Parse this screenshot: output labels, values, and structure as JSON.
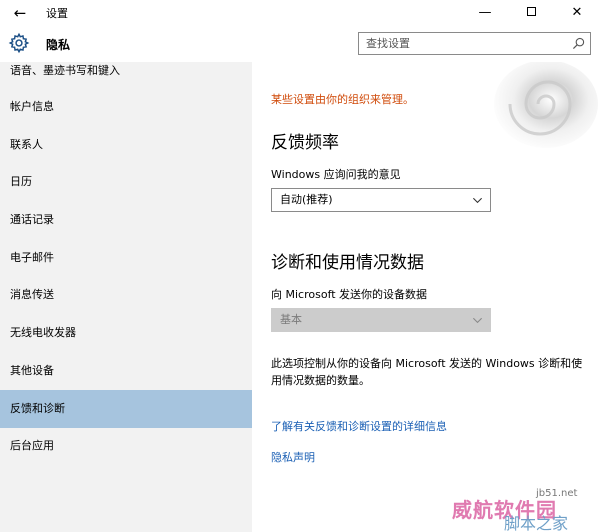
{
  "window": {
    "title": "设置",
    "back_icon": "←",
    "minimize": "—",
    "close": "✕"
  },
  "header": {
    "section_title": "隐私",
    "search_placeholder": "查找设置"
  },
  "sidebar": {
    "items": [
      {
        "label": "语音、墨迹书写和键入",
        "active": false
      },
      {
        "label": "帐户信息",
        "active": false
      },
      {
        "label": "联系人",
        "active": false
      },
      {
        "label": "日历",
        "active": false
      },
      {
        "label": "通话记录",
        "active": false
      },
      {
        "label": "电子邮件",
        "active": false
      },
      {
        "label": "消息传送",
        "active": false
      },
      {
        "label": "无线电收发器",
        "active": false
      },
      {
        "label": "其他设备",
        "active": false
      },
      {
        "label": "反馈和诊断",
        "active": true
      },
      {
        "label": "后台应用",
        "active": false
      }
    ]
  },
  "main": {
    "org_note": "某些设置由你的组织来管理。",
    "feedback": {
      "heading": "反馈频率",
      "label": "Windows 应询问我的意见",
      "value": "自动(推荐)"
    },
    "diagnostics": {
      "heading": "诊断和使用情况数据",
      "label": "向 Microsoft 发送你的设备数据",
      "value": "基本",
      "description": "此选项控制从你的设备向 Microsoft 发送的 Windows 诊断和使用情况数据的数量。"
    },
    "links": {
      "learn_more": "了解有关反馈和诊断设置的详细信息",
      "privacy": "隐私声明"
    }
  },
  "watermark": {
    "text": "威航软件园",
    "site": "jb51.net",
    "sub": "脚本之家"
  },
  "colors": {
    "sidebar_bg": "#f2f2f2",
    "active_item": "#a6c4de",
    "org_note": "#d04b0b",
    "link": "#1a5fb4"
  }
}
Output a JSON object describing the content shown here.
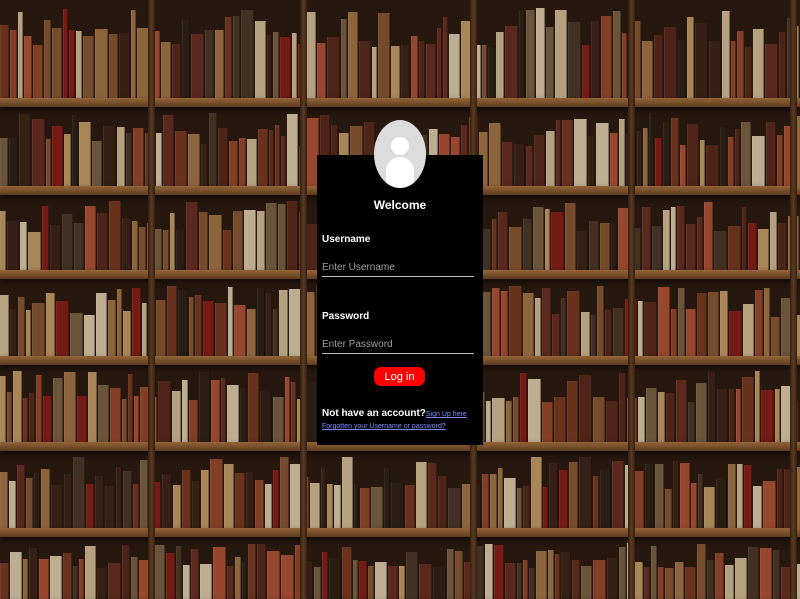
{
  "login": {
    "welcome": "Welcome",
    "username_label": "Username",
    "username_placeholder": "Enter Username",
    "username_value": "",
    "password_label": "Password",
    "password_placeholder": "Enter Password",
    "password_value": "",
    "login_button": "Log in",
    "no_account_text": "Not have an account?",
    "signup_link": "Sign Up here",
    "forgot_link": "Forgotten your Username or password?"
  },
  "colors": {
    "card_background": "#000000",
    "button": "#ff0000",
    "link": "#7b8cff",
    "avatar": "#dcdcdc"
  },
  "icons": {
    "avatar": "user-silhouette-icon"
  }
}
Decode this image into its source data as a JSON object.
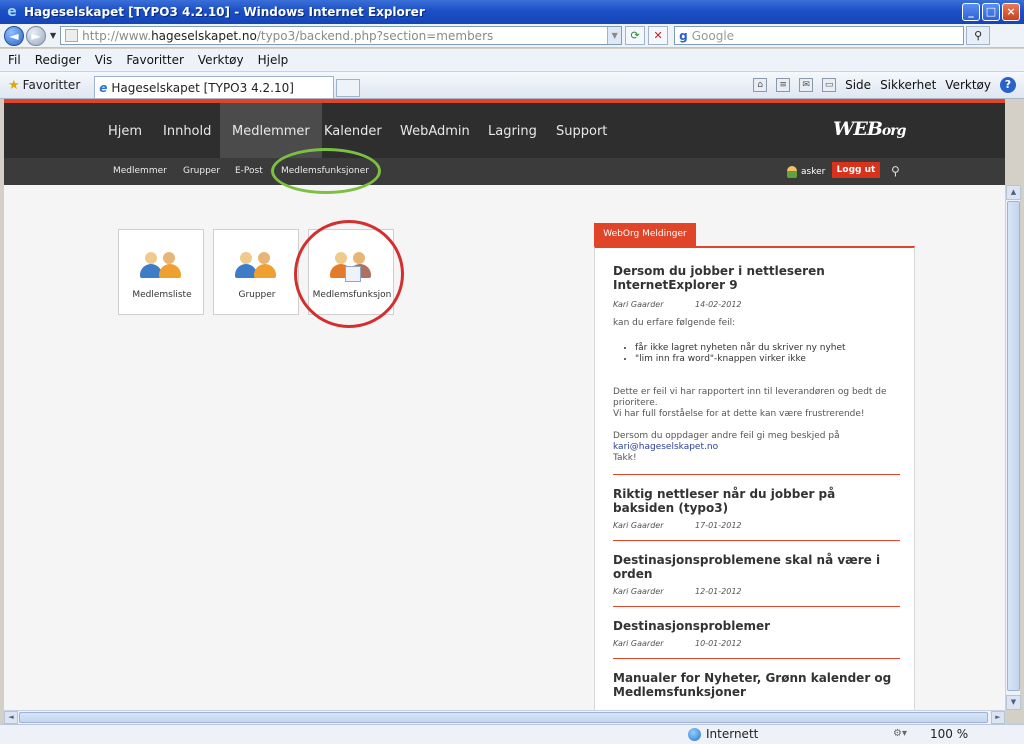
{
  "window": {
    "title": "Hageselskapet [TYPO3 4.2.10] - Windows Internet Explorer"
  },
  "address": {
    "url_prefix": "http://www.",
    "url_host": "hageselskapet.no",
    "url_path": "/typo3/backend.php?section=members",
    "search_placeholder": "Google"
  },
  "menu": [
    "Fil",
    "Rediger",
    "Vis",
    "Favoritter",
    "Verktøy",
    "Hjelp"
  ],
  "favorites_label": "Favoritter",
  "tab": {
    "title": "Hageselskapet [TYPO3 4.2.10]"
  },
  "commandbar": {
    "page": "Side",
    "safety": "Sikkerhet",
    "tools": "Verktøy",
    "help": "?"
  },
  "site": {
    "logo_we": "WEB",
    "logo_org": "org",
    "mainnav": [
      "Hjem",
      "Innhold",
      "Medlemmer",
      "Kalender",
      "WebAdmin",
      "Lagring",
      "Support"
    ],
    "active_mainnav": "Medlemmer",
    "subnav": [
      "Medlemmer",
      "Grupper",
      "E-Post",
      "Medlemsfunksjoner"
    ],
    "user": "asker",
    "logout": "Logg ut"
  },
  "tiles": [
    {
      "label": "Medlemsliste"
    },
    {
      "label": "Grupper"
    },
    {
      "label": "Medlemsfunksjon"
    }
  ],
  "messages": {
    "tab_label": "WebOrg Meldinger",
    "items": [
      {
        "title": "Dersom du jobber i nettleseren InternetExplorer 9",
        "author": "Kari Gaarder",
        "date": "14-02-2012",
        "intro": "kan du erfare følgende feil:",
        "bullets": [
          "får ikke lagret nyheten når du skriver ny nyhet",
          "\"lim inn fra word\"-knappen virker ikke"
        ],
        "para1": "Dette er feil vi har rapportert inn til leverandøren og bedt de prioritere.",
        "para2": "Vi har full forståelse for at dette kan være frustrerende!",
        "para3": "Dersom du oppdager andre feil gi meg beskjed på",
        "email": "kari@hageselskapet.no",
        "thanks": "Takk!"
      },
      {
        "title": "Riktig nettleser når du jobber på baksiden (typo3)",
        "author": "Kari Gaarder",
        "date": "17-01-2012"
      },
      {
        "title": "Destinasjonsproblemene skal nå være i orden",
        "author": "Kari Gaarder",
        "date": "12-01-2012"
      },
      {
        "title": "Destinasjonsproblemer",
        "author": "Kari Gaarder",
        "date": "10-01-2012"
      },
      {
        "title": "Manualer for Nyheter, Grønn kalender og Medlemsfunksjoner"
      }
    ]
  },
  "status": {
    "zone": "Internett",
    "zoom": "100 %"
  },
  "colors": {
    "accent": "#e0452a",
    "nav_bg": "#2e2e2e",
    "highlight_green": "#7bc043",
    "highlight_red": "#d32f2f"
  }
}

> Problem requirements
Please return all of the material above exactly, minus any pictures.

> Solution below
Parse this screenshot: output labels, values, and structure as JSON.
{
  "window": {
    "title": "设置",
    "back_icon": "←",
    "minimize": "—",
    "close": "✕"
  },
  "header": {
    "section_title": "隐私",
    "search_placeholder": "查找设置"
  },
  "sidebar": {
    "items": [
      {
        "label": "语音、墨迹书写和键入",
        "active": false
      },
      {
        "label": "帐户信息",
        "active": false
      },
      {
        "label": "联系人",
        "active": false
      },
      {
        "label": "日历",
        "active": false
      },
      {
        "label": "通话记录",
        "active": false
      },
      {
        "label": "电子邮件",
        "active": false
      },
      {
        "label": "消息传送",
        "active": false
      },
      {
        "label": "无线电收发器",
        "active": false
      },
      {
        "label": "其他设备",
        "active": false
      },
      {
        "label": "反馈和诊断",
        "active": true
      },
      {
        "label": "后台应用",
        "active": false
      }
    ]
  },
  "main": {
    "org_note": "某些设置由你的组织来管理。",
    "feedback": {
      "heading": "反馈频率",
      "label": "Windows 应询问我的意见",
      "value": "自动(推荐)"
    },
    "diagnostics": {
      "heading": "诊断和使用情况数据",
      "label": "向 Microsoft 发送你的设备数据",
      "value": "基本",
      "description": "此选项控制从你的设备向 Microsoft 发送的 Windows 诊断和使用情况数据的数量。"
    },
    "links": {
      "learn_more": "了解有关反馈和诊断设置的详细信息",
      "privacy": "隐私声明"
    }
  },
  "watermark": {
    "text": "威航软件园",
    "site": "jb51.net",
    "sub": "脚本之家"
  },
  "colors": {
    "sidebar_bg": "#f2f2f2",
    "active_item": "#a6c4de",
    "org_note": "#d04b0b",
    "link": "#1a5fb4"
  }
}
Output a JSON object describing the content shown here.
{
  "login": {
    "welcome": "Welcome",
    "username_label": "Username",
    "username_placeholder": "Enter Username",
    "username_value": "",
    "password_label": "Password",
    "password_placeholder": "Enter Password",
    "password_value": "",
    "login_button": "Log in",
    "no_account_text": "Not have an account?",
    "signup_link": "Sign Up here",
    "forgot_link": "Forgotten your Username or password?"
  },
  "colors": {
    "card_background": "#000000",
    "button": "#ff0000",
    "link": "#7b8cff",
    "avatar": "#dcdcdc"
  },
  "icons": {
    "avatar": "user-silhouette-icon"
  }
}
Decode this image into its source data as a JSON object.
{
  "window": {
    "title": "Hageselskapet [TYPO3 4.2.10] - Windows Internet Explorer"
  },
  "address": {
    "url_prefix": "http://www.",
    "url_host": "hageselskapet.no",
    "url_path": "/typo3/backend.php?section=members",
    "search_placeholder": "Google"
  },
  "menu": [
    "Fil",
    "Rediger",
    "Vis",
    "Favoritter",
    "Verktøy",
    "Hjelp"
  ],
  "favorites_label": "Favoritter",
  "tab": {
    "title": "Hageselskapet [TYPO3 4.2.10]"
  },
  "commandbar": {
    "page": "Side",
    "safety": "Sikkerhet",
    "tools": "Verktøy",
    "help": "?"
  },
  "site": {
    "logo_we": "WEB",
    "logo_org": "org",
    "mainnav": [
      "Hjem",
      "Innhold",
      "Medlemmer",
      "Kalender",
      "WebAdmin",
      "Lagring",
      "Support"
    ],
    "active_mainnav": "Medlemmer",
    "subnav": [
      "Medlemmer",
      "Grupper",
      "E-Post",
      "Medlemsfunksjoner"
    ],
    "user": "asker",
    "logout": "Logg ut"
  },
  "tiles": [
    {
      "label": "Medlemsliste"
    },
    {
      "label": "Grupper"
    },
    {
      "label": "Medlemsfunksjon"
    }
  ],
  "messages": {
    "tab_label": "WebOrg Meldinger",
    "items": [
      {
        "title": "Dersom du jobber i nettleseren InternetExplorer 9",
        "author": "Kari Gaarder",
        "date": "14-02-2012",
        "intro": "kan du erfare følgende feil:",
        "bullets": [
          "får ikke lagret nyheten når du skriver ny nyhet",
          "\"lim inn fra word\"-knappen virker ikke"
        ],
        "para1": "Dette er feil vi har rapportert inn til leverandøren og bedt de prioritere.",
        "para2": "Vi har full forståelse for at dette kan være frustrerende!",
        "para3": "Dersom du oppdager andre feil gi meg beskjed på",
        "email": "kari@hageselskapet.no",
        "thanks": "Takk!"
      },
      {
        "title": "Riktig nettleser når du jobber på baksiden (typo3)",
        "author": "Kari Gaarder",
        "date": "17-01-2012"
      },
      {
        "title": "Destinasjonsproblemene skal nå være i orden",
        "author": "Kari Gaarder",
        "date": "12-01-2012"
      },
      {
        "title": "Destinasjonsproblemer",
        "author": "Kari Gaarder",
        "date": "10-01-2012"
      },
      {
        "title": "Manualer for Nyheter, Grønn kalender og Medlemsfunksjoner"
      }
    ]
  },
  "status": {
    "zone": "Internett",
    "zoom": "100 %"
  },
  "colors": {
    "accent": "#e0452a",
    "nav_bg": "#2e2e2e",
    "highlight_green": "#7bc043",
    "highlight_red": "#d32f2f"
  }
}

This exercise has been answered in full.